» Work request:
Every line below that holds the word "title" must be listed.

» Component data from apps and pages:

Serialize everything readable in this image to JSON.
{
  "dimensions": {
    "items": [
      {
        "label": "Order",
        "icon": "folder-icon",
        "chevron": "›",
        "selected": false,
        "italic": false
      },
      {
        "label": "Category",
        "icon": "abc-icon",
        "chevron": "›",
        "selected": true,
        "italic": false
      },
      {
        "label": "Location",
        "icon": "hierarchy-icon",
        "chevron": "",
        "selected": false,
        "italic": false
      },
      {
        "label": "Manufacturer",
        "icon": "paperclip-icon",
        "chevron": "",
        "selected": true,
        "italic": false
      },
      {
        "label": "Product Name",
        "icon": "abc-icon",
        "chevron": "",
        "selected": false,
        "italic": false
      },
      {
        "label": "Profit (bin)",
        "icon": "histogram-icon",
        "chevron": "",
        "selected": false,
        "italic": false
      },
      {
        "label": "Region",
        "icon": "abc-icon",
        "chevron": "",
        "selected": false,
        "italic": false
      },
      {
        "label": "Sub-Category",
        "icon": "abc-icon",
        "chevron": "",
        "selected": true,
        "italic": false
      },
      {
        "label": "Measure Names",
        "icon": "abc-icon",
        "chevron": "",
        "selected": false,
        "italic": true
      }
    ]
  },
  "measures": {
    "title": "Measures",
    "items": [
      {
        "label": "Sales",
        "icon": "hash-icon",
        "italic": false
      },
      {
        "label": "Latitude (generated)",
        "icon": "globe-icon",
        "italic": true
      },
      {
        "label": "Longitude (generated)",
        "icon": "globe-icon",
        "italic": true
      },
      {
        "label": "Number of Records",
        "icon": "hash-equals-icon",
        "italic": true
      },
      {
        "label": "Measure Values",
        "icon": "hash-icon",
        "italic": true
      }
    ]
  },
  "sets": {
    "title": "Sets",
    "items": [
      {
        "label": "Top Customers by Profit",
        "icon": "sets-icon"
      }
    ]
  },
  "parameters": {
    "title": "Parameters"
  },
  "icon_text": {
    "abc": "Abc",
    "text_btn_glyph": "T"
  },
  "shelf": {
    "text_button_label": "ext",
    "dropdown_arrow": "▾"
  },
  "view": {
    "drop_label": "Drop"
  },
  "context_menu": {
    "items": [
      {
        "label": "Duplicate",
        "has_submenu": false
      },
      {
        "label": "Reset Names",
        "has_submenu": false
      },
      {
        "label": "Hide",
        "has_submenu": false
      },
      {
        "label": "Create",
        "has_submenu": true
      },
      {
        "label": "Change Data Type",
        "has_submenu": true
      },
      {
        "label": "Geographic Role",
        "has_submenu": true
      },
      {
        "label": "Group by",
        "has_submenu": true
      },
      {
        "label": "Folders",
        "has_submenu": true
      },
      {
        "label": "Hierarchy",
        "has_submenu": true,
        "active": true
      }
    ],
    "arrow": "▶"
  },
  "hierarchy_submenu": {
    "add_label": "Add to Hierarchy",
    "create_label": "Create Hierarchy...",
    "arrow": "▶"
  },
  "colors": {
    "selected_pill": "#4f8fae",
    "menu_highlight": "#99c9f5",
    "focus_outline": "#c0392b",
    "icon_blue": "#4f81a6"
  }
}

» Exercise output:
    "title": "Measures",
    "title": "Sets",
    "title": "Parameters"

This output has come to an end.